The polyunsaturated fatty acids' determinants
Project conducted by researcher Eli Skeie
The human body is able to synthesize fatty acids, except from two essential polyunsaturated fatty acids (PUFAs) that must be obtained from foods or supplements: the omega-3 alpha-linolenic acid and the omega-6 linoleic acid. These essential PUFAs may further synthesize n-3- and omega-6 long-chain PUFAs (LCPUFAs). The conversion into omega-3- and omega-6 LCPUFAs is competitive, since the same enzymes (elongase and desaturases) are needed for both pathways, and the conversion is thought to be limited in humans. Since omega-3 LCPUFAs (eicosapentaenoic, docosapentaenoic, and docosahexaenoic acids) have several proposed beneficial health effects, especially to cardiovascular disease, these fatty acids are sometimes also referred to as essential. This has led to a focus towards an increased dietary intake of omega-3 LCPUFAs from marine sources and a subsequent decrease in omega-6/omega-3 PUFA-ratio. Compared with many other countries, dietary and supplemental intakes of omega-3 LCPUFAs are high in Norway.

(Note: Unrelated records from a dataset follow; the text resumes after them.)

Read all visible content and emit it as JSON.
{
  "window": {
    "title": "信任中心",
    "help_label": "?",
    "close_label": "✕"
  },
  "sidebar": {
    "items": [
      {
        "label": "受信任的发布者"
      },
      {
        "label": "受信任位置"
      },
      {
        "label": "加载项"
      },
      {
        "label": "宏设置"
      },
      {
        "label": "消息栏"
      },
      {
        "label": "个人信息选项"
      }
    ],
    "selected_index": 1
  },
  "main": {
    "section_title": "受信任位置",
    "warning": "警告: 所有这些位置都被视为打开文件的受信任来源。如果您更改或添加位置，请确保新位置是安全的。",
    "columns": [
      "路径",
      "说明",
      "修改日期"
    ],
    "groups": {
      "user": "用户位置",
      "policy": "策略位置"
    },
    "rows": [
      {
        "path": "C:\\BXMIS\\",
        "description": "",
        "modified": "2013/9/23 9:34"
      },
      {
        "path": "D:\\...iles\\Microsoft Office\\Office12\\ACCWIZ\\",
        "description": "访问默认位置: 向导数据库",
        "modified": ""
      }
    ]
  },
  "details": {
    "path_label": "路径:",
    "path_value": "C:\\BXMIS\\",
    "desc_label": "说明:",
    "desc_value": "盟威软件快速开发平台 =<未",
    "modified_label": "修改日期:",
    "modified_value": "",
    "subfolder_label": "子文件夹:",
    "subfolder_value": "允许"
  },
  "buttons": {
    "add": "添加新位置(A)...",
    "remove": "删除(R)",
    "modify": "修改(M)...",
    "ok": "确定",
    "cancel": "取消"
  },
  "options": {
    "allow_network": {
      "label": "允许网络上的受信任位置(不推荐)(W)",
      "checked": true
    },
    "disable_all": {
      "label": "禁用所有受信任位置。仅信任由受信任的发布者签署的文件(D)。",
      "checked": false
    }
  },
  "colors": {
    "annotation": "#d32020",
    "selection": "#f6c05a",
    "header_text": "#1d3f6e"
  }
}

Recent research, however, indicates that the synthesis of LCPUFAs might be influenced by other, previously unknown factors, including B-vitamins. Interestingly, smoking is associated with both lower levels of circulating B-vitamins and changes in fatty acid profile. Therefore, we would like to examine the association between smoking habits, vitamins and serum PUFAs. Our hypothesis is that the focus on high dietary intake and/or supplements of omega-3 LCPUFAs is more excessive than necessary (Eli Skeie).